Your instructions: The records underneath are to be repeated exactly, with the pictures left out.

Source data:

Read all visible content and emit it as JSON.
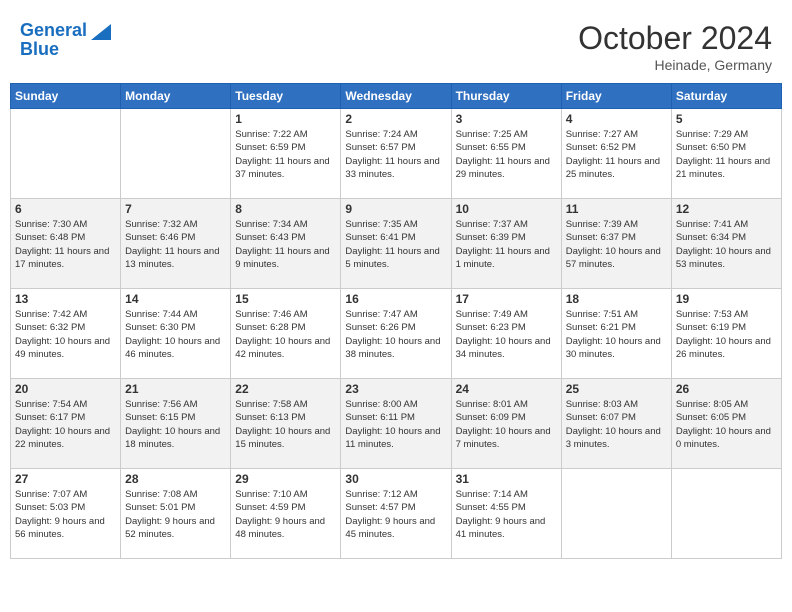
{
  "header": {
    "logo_line1": "General",
    "logo_line2": "Blue",
    "month": "October 2024",
    "location": "Heinade, Germany"
  },
  "days_of_week": [
    "Sunday",
    "Monday",
    "Tuesday",
    "Wednesday",
    "Thursday",
    "Friday",
    "Saturday"
  ],
  "weeks": [
    [
      {
        "num": "",
        "detail": ""
      },
      {
        "num": "",
        "detail": ""
      },
      {
        "num": "1",
        "detail": "Sunrise: 7:22 AM\nSunset: 6:59 PM\nDaylight: 11 hours and 37 minutes."
      },
      {
        "num": "2",
        "detail": "Sunrise: 7:24 AM\nSunset: 6:57 PM\nDaylight: 11 hours and 33 minutes."
      },
      {
        "num": "3",
        "detail": "Sunrise: 7:25 AM\nSunset: 6:55 PM\nDaylight: 11 hours and 29 minutes."
      },
      {
        "num": "4",
        "detail": "Sunrise: 7:27 AM\nSunset: 6:52 PM\nDaylight: 11 hours and 25 minutes."
      },
      {
        "num": "5",
        "detail": "Sunrise: 7:29 AM\nSunset: 6:50 PM\nDaylight: 11 hours and 21 minutes."
      }
    ],
    [
      {
        "num": "6",
        "detail": "Sunrise: 7:30 AM\nSunset: 6:48 PM\nDaylight: 11 hours and 17 minutes."
      },
      {
        "num": "7",
        "detail": "Sunrise: 7:32 AM\nSunset: 6:46 PM\nDaylight: 11 hours and 13 minutes."
      },
      {
        "num": "8",
        "detail": "Sunrise: 7:34 AM\nSunset: 6:43 PM\nDaylight: 11 hours and 9 minutes."
      },
      {
        "num": "9",
        "detail": "Sunrise: 7:35 AM\nSunset: 6:41 PM\nDaylight: 11 hours and 5 minutes."
      },
      {
        "num": "10",
        "detail": "Sunrise: 7:37 AM\nSunset: 6:39 PM\nDaylight: 11 hours and 1 minute."
      },
      {
        "num": "11",
        "detail": "Sunrise: 7:39 AM\nSunset: 6:37 PM\nDaylight: 10 hours and 57 minutes."
      },
      {
        "num": "12",
        "detail": "Sunrise: 7:41 AM\nSunset: 6:34 PM\nDaylight: 10 hours and 53 minutes."
      }
    ],
    [
      {
        "num": "13",
        "detail": "Sunrise: 7:42 AM\nSunset: 6:32 PM\nDaylight: 10 hours and 49 minutes."
      },
      {
        "num": "14",
        "detail": "Sunrise: 7:44 AM\nSunset: 6:30 PM\nDaylight: 10 hours and 46 minutes."
      },
      {
        "num": "15",
        "detail": "Sunrise: 7:46 AM\nSunset: 6:28 PM\nDaylight: 10 hours and 42 minutes."
      },
      {
        "num": "16",
        "detail": "Sunrise: 7:47 AM\nSunset: 6:26 PM\nDaylight: 10 hours and 38 minutes."
      },
      {
        "num": "17",
        "detail": "Sunrise: 7:49 AM\nSunset: 6:23 PM\nDaylight: 10 hours and 34 minutes."
      },
      {
        "num": "18",
        "detail": "Sunrise: 7:51 AM\nSunset: 6:21 PM\nDaylight: 10 hours and 30 minutes."
      },
      {
        "num": "19",
        "detail": "Sunrise: 7:53 AM\nSunset: 6:19 PM\nDaylight: 10 hours and 26 minutes."
      }
    ],
    [
      {
        "num": "20",
        "detail": "Sunrise: 7:54 AM\nSunset: 6:17 PM\nDaylight: 10 hours and 22 minutes."
      },
      {
        "num": "21",
        "detail": "Sunrise: 7:56 AM\nSunset: 6:15 PM\nDaylight: 10 hours and 18 minutes."
      },
      {
        "num": "22",
        "detail": "Sunrise: 7:58 AM\nSunset: 6:13 PM\nDaylight: 10 hours and 15 minutes."
      },
      {
        "num": "23",
        "detail": "Sunrise: 8:00 AM\nSunset: 6:11 PM\nDaylight: 10 hours and 11 minutes."
      },
      {
        "num": "24",
        "detail": "Sunrise: 8:01 AM\nSunset: 6:09 PM\nDaylight: 10 hours and 7 minutes."
      },
      {
        "num": "25",
        "detail": "Sunrise: 8:03 AM\nSunset: 6:07 PM\nDaylight: 10 hours and 3 minutes."
      },
      {
        "num": "26",
        "detail": "Sunrise: 8:05 AM\nSunset: 6:05 PM\nDaylight: 10 hours and 0 minutes."
      }
    ],
    [
      {
        "num": "27",
        "detail": "Sunrise: 7:07 AM\nSunset: 5:03 PM\nDaylight: 9 hours and 56 minutes."
      },
      {
        "num": "28",
        "detail": "Sunrise: 7:08 AM\nSunset: 5:01 PM\nDaylight: 9 hours and 52 minutes."
      },
      {
        "num": "29",
        "detail": "Sunrise: 7:10 AM\nSunset: 4:59 PM\nDaylight: 9 hours and 48 minutes."
      },
      {
        "num": "30",
        "detail": "Sunrise: 7:12 AM\nSunset: 4:57 PM\nDaylight: 9 hours and 45 minutes."
      },
      {
        "num": "31",
        "detail": "Sunrise: 7:14 AM\nSunset: 4:55 PM\nDaylight: 9 hours and 41 minutes."
      },
      {
        "num": "",
        "detail": ""
      },
      {
        "num": "",
        "detail": ""
      }
    ]
  ]
}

Final answer:
Read all visible content and emit it as JSON.
{
  "header": {
    "logo_line1": "General",
    "logo_line2": "Blue",
    "month": "October 2024",
    "location": "Heinade, Germany"
  },
  "days_of_week": [
    "Sunday",
    "Monday",
    "Tuesday",
    "Wednesday",
    "Thursday",
    "Friday",
    "Saturday"
  ],
  "weeks": [
    [
      {
        "num": "",
        "detail": ""
      },
      {
        "num": "",
        "detail": ""
      },
      {
        "num": "1",
        "detail": "Sunrise: 7:22 AM\nSunset: 6:59 PM\nDaylight: 11 hours and 37 minutes."
      },
      {
        "num": "2",
        "detail": "Sunrise: 7:24 AM\nSunset: 6:57 PM\nDaylight: 11 hours and 33 minutes."
      },
      {
        "num": "3",
        "detail": "Sunrise: 7:25 AM\nSunset: 6:55 PM\nDaylight: 11 hours and 29 minutes."
      },
      {
        "num": "4",
        "detail": "Sunrise: 7:27 AM\nSunset: 6:52 PM\nDaylight: 11 hours and 25 minutes."
      },
      {
        "num": "5",
        "detail": "Sunrise: 7:29 AM\nSunset: 6:50 PM\nDaylight: 11 hours and 21 minutes."
      }
    ],
    [
      {
        "num": "6",
        "detail": "Sunrise: 7:30 AM\nSunset: 6:48 PM\nDaylight: 11 hours and 17 minutes."
      },
      {
        "num": "7",
        "detail": "Sunrise: 7:32 AM\nSunset: 6:46 PM\nDaylight: 11 hours and 13 minutes."
      },
      {
        "num": "8",
        "detail": "Sunrise: 7:34 AM\nSunset: 6:43 PM\nDaylight: 11 hours and 9 minutes."
      },
      {
        "num": "9",
        "detail": "Sunrise: 7:35 AM\nSunset: 6:41 PM\nDaylight: 11 hours and 5 minutes."
      },
      {
        "num": "10",
        "detail": "Sunrise: 7:37 AM\nSunset: 6:39 PM\nDaylight: 11 hours and 1 minute."
      },
      {
        "num": "11",
        "detail": "Sunrise: 7:39 AM\nSunset: 6:37 PM\nDaylight: 10 hours and 57 minutes."
      },
      {
        "num": "12",
        "detail": "Sunrise: 7:41 AM\nSunset: 6:34 PM\nDaylight: 10 hours and 53 minutes."
      }
    ],
    [
      {
        "num": "13",
        "detail": "Sunrise: 7:42 AM\nSunset: 6:32 PM\nDaylight: 10 hours and 49 minutes."
      },
      {
        "num": "14",
        "detail": "Sunrise: 7:44 AM\nSunset: 6:30 PM\nDaylight: 10 hours and 46 minutes."
      },
      {
        "num": "15",
        "detail": "Sunrise: 7:46 AM\nSunset: 6:28 PM\nDaylight: 10 hours and 42 minutes."
      },
      {
        "num": "16",
        "detail": "Sunrise: 7:47 AM\nSunset: 6:26 PM\nDaylight: 10 hours and 38 minutes."
      },
      {
        "num": "17",
        "detail": "Sunrise: 7:49 AM\nSunset: 6:23 PM\nDaylight: 10 hours and 34 minutes."
      },
      {
        "num": "18",
        "detail": "Sunrise: 7:51 AM\nSunset: 6:21 PM\nDaylight: 10 hours and 30 minutes."
      },
      {
        "num": "19",
        "detail": "Sunrise: 7:53 AM\nSunset: 6:19 PM\nDaylight: 10 hours and 26 minutes."
      }
    ],
    [
      {
        "num": "20",
        "detail": "Sunrise: 7:54 AM\nSunset: 6:17 PM\nDaylight: 10 hours and 22 minutes."
      },
      {
        "num": "21",
        "detail": "Sunrise: 7:56 AM\nSunset: 6:15 PM\nDaylight: 10 hours and 18 minutes."
      },
      {
        "num": "22",
        "detail": "Sunrise: 7:58 AM\nSunset: 6:13 PM\nDaylight: 10 hours and 15 minutes."
      },
      {
        "num": "23",
        "detail": "Sunrise: 8:00 AM\nSunset: 6:11 PM\nDaylight: 10 hours and 11 minutes."
      },
      {
        "num": "24",
        "detail": "Sunrise: 8:01 AM\nSunset: 6:09 PM\nDaylight: 10 hours and 7 minutes."
      },
      {
        "num": "25",
        "detail": "Sunrise: 8:03 AM\nSunset: 6:07 PM\nDaylight: 10 hours and 3 minutes."
      },
      {
        "num": "26",
        "detail": "Sunrise: 8:05 AM\nSunset: 6:05 PM\nDaylight: 10 hours and 0 minutes."
      }
    ],
    [
      {
        "num": "27",
        "detail": "Sunrise: 7:07 AM\nSunset: 5:03 PM\nDaylight: 9 hours and 56 minutes."
      },
      {
        "num": "28",
        "detail": "Sunrise: 7:08 AM\nSunset: 5:01 PM\nDaylight: 9 hours and 52 minutes."
      },
      {
        "num": "29",
        "detail": "Sunrise: 7:10 AM\nSunset: 4:59 PM\nDaylight: 9 hours and 48 minutes."
      },
      {
        "num": "30",
        "detail": "Sunrise: 7:12 AM\nSunset: 4:57 PM\nDaylight: 9 hours and 45 minutes."
      },
      {
        "num": "31",
        "detail": "Sunrise: 7:14 AM\nSunset: 4:55 PM\nDaylight: 9 hours and 41 minutes."
      },
      {
        "num": "",
        "detail": ""
      },
      {
        "num": "",
        "detail": ""
      }
    ]
  ]
}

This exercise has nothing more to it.